TWO Uttoxeter politicians have expressed their sadness at the loss of a charity they have supported since its creation.
Uttoxeter MP Andrew Griffiths and Staffordshire county councillor Geoff Morrison both supported Rakemark Respite, a holiday club for children with special needs and disabilities, from the day the club first opened its doors and have continued to stand by the group until it closed for the last time last week.
Trustees of the charity made the shock announcement after they found the demand has increased so much over the last year that it is no longer possible for committee members to be to carry out their work on a voluntary basis.
Trustee Karen Botterell, who was a founding members alongside Sue McGarry, said last year alone they needed to raise £18,000 to pay for self-employed contractors to look after the children but they only raised £12,000.
However, they had money left over from the previous year to cover the shortfall but they are not in that position now.
The money received through grants could not be used to cover the cost of the staff. The charity also was left with six committee members when they needed 10 as people were volunteering their own time alongside full-time jobs.
Mr Griffiths said: “I think this is a hugely sad and disappointing piece of news. The ladies who founded Rakemark had a passion and desire to support those children in our community and they have done a brilliant job over the last couple of years to provide some much needed support.
“It would appear to me that Rakemark has become a victim of their own success. By growing to meet demand from across the county it has meant that the job of running the charity has become too big for the volunteers to do on their own.
“I think lots of parents and children will really miss the facility and I still hope that they might find a way to keep it going, even in a smaller way meeting just the needs of Uttoxeter.
“I would like to pay tribute to all of those who volunteered as they made a massive difference to the lives of many families.”
Councillor Morrison has given money from the council to the charity on a regular basis over the last four years.
He told the Post and Times: “It is tremendously sad news. I went there when they first set it up and they were tremendously strong and forthright ladies to set up the charity with the help of Picknalls.
“Everyone was so determined that it was going to succeed. They were an inspiration and I am sad it has come to this.

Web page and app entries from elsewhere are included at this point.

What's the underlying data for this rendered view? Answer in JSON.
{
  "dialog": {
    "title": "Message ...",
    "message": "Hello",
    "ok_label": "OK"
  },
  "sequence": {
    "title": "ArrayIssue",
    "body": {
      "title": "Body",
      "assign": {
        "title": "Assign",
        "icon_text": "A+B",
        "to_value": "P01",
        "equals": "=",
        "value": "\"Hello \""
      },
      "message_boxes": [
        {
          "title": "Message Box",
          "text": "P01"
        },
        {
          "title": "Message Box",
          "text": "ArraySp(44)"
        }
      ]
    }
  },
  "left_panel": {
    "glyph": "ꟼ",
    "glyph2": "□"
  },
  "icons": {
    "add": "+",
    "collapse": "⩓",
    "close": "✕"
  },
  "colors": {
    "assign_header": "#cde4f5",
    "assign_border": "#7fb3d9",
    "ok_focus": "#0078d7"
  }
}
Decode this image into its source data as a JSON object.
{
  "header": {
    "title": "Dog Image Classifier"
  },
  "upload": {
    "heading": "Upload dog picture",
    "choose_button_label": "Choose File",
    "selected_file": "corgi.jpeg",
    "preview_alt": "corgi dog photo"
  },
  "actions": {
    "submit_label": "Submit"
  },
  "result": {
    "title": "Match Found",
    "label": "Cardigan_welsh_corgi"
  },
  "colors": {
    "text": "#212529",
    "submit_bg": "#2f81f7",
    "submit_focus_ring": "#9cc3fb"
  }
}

“They moved from Picknalls First School to Rocester Children’s Centre to accommodate more children and it was a very successful venture.
“It is a pity they could not keep going.

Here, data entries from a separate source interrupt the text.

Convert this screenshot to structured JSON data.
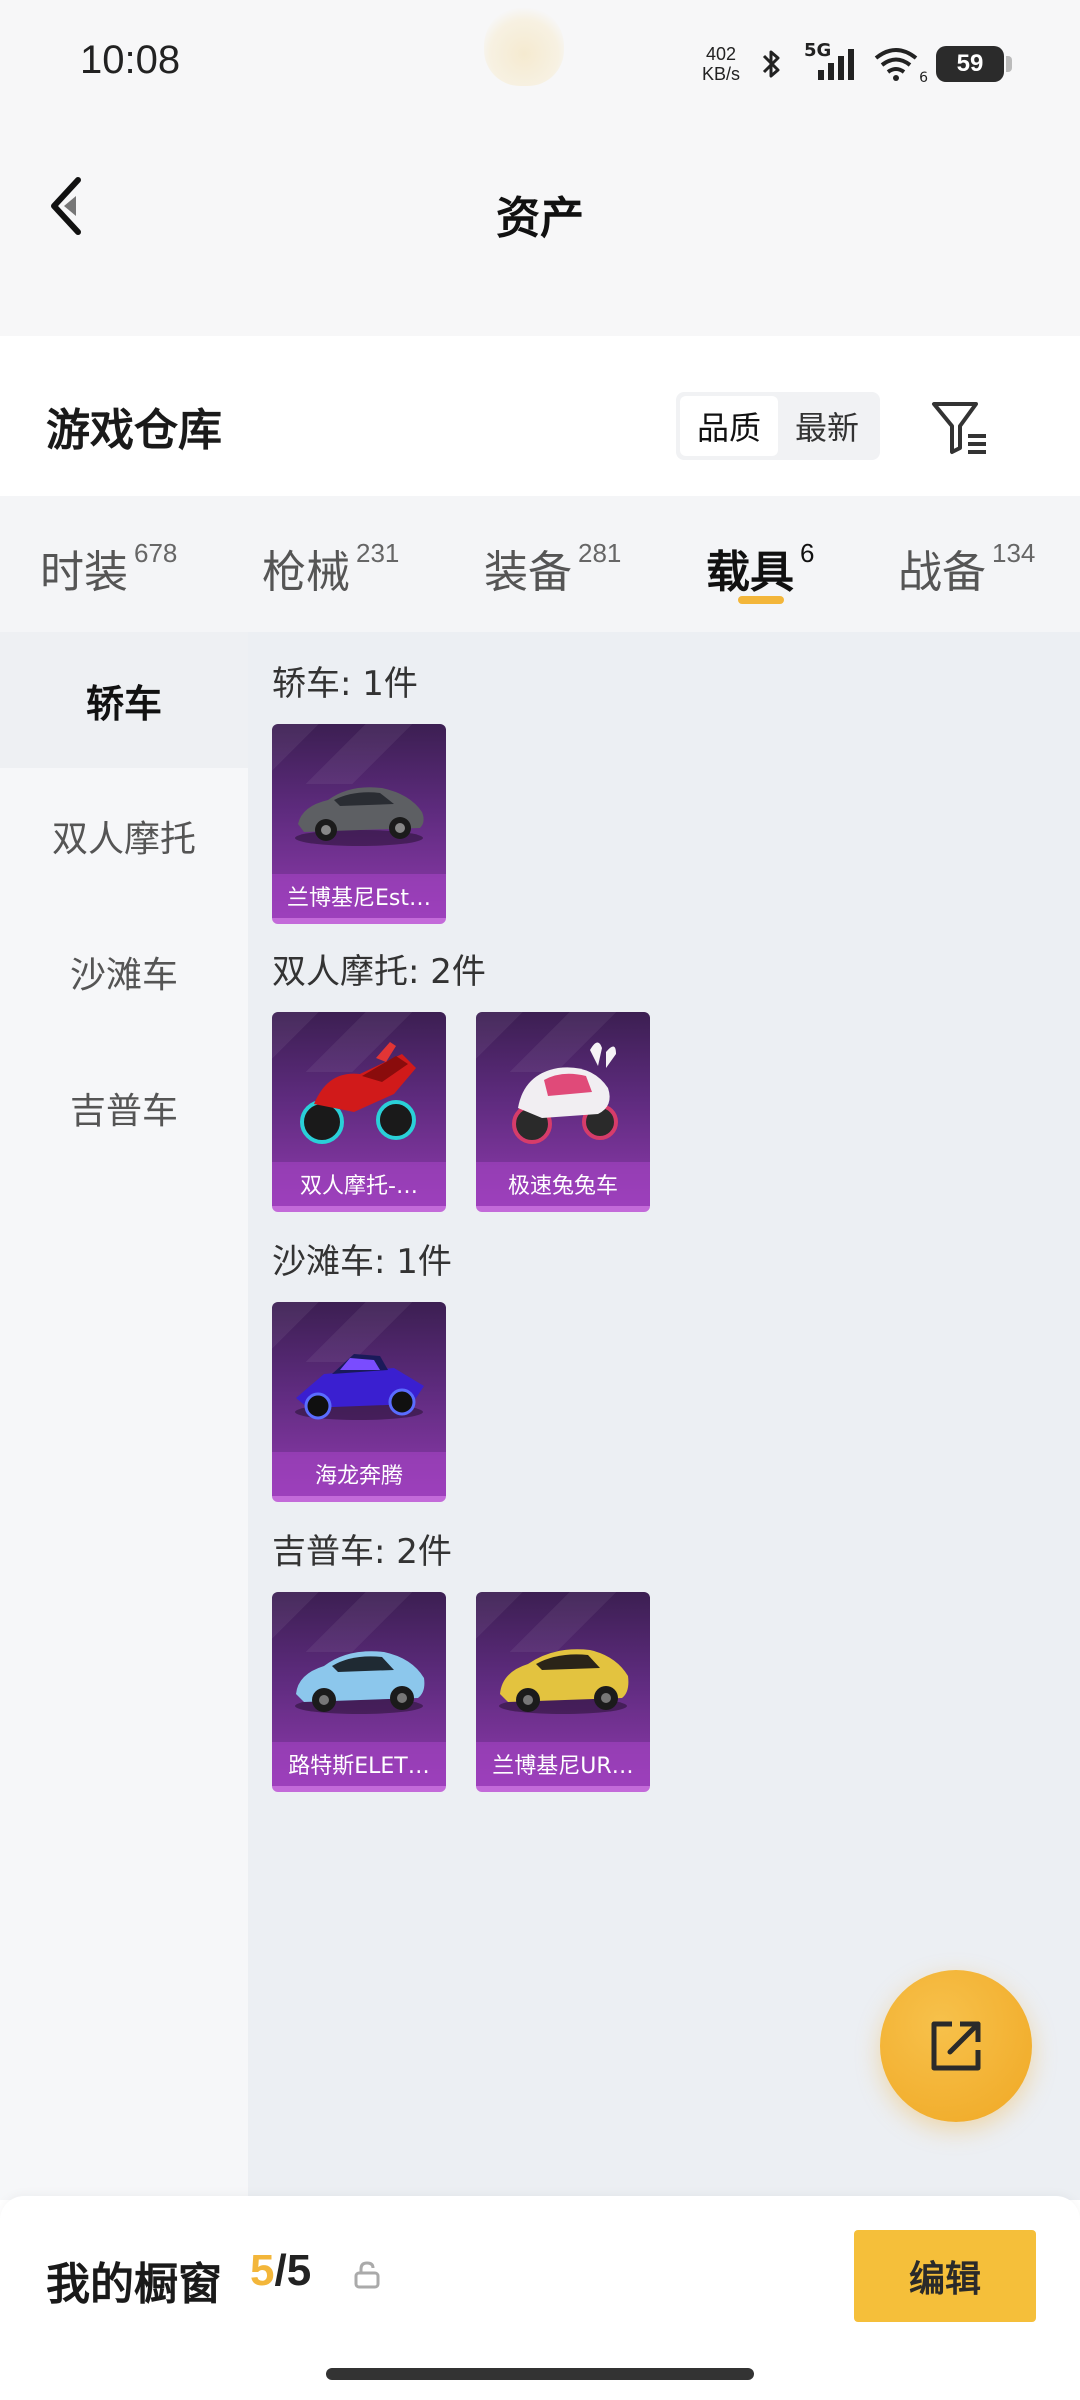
{
  "status_bar": {
    "time": "10:08",
    "net_speed_value": "402",
    "net_speed_unit": "KB/s",
    "signal_label": "5G",
    "wifi_badge": "6",
    "battery": "59"
  },
  "header": {
    "title": "资产"
  },
  "warehouse": {
    "title": "游戏仓库",
    "sort_options": [
      {
        "label": "品质",
        "active": true
      },
      {
        "label": "最新",
        "active": false
      }
    ]
  },
  "tabs": [
    {
      "label": "时装",
      "count": "678"
    },
    {
      "label": "枪械",
      "count": "231"
    },
    {
      "label": "装备",
      "count": "281"
    },
    {
      "label": "载具",
      "count": "6",
      "active": true
    },
    {
      "label": "战备",
      "count": "134"
    }
  ],
  "sidebar": {
    "items": [
      {
        "label": "轿车",
        "active": true
      },
      {
        "label": "双人摩托"
      },
      {
        "label": "沙滩车"
      },
      {
        "label": "吉普车"
      }
    ]
  },
  "groups": [
    {
      "title": "轿车: 1件",
      "items": [
        {
          "label": "兰博基尼Est…",
          "icon": "sedan-car-icon"
        }
      ]
    },
    {
      "title": "双人摩托: 2件",
      "items": [
        {
          "label": "双人摩托-…",
          "icon": "motorcycle-icon"
        },
        {
          "label": "极速兔兔车",
          "icon": "bunny-motorcycle-icon"
        }
      ]
    },
    {
      "title": "沙滩车: 1件",
      "items": [
        {
          "label": "海龙奔腾",
          "icon": "buggy-icon"
        }
      ]
    },
    {
      "title": "吉普车: 2件",
      "items": [
        {
          "label": "路特斯ELET…",
          "icon": "suv-blue-icon"
        },
        {
          "label": "兰博基尼UR…",
          "icon": "suv-yellow-icon"
        }
      ]
    }
  ],
  "showcase": {
    "title": "我的橱窗",
    "current": "5",
    "separator": "/",
    "total": "5",
    "edit_label": "编辑"
  },
  "colors": {
    "accent": "#f3b63a",
    "card_purple": "#8e3aac"
  }
}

“I would like to pass on my compliments for all of the extremely hard work put in by the mums and their husbands as they really worked hard on behalf of those children.”
Mrs Botterell said the loss of another committee member, who was a child protection officer, made the other members face further difficulties as they needed more volunteers to come forward but they needed to have specialist skills.
The fact they could not have money to pay for staff meant the committee members were volunteering a lot of their own time, many alongside full time jobs.
However, they still said the decision was a very emotional one for everyone involved.
Mrs Botterell added: “We had a lot of families needing our service as the only other ones in Staffordshire are stay and play which means they couldn’t drop children off and go to work.
“It is very, very sad news and we are heartbroken.
“We feel desperately sorry for the families and like we are letting them down but we could not keep doing it.”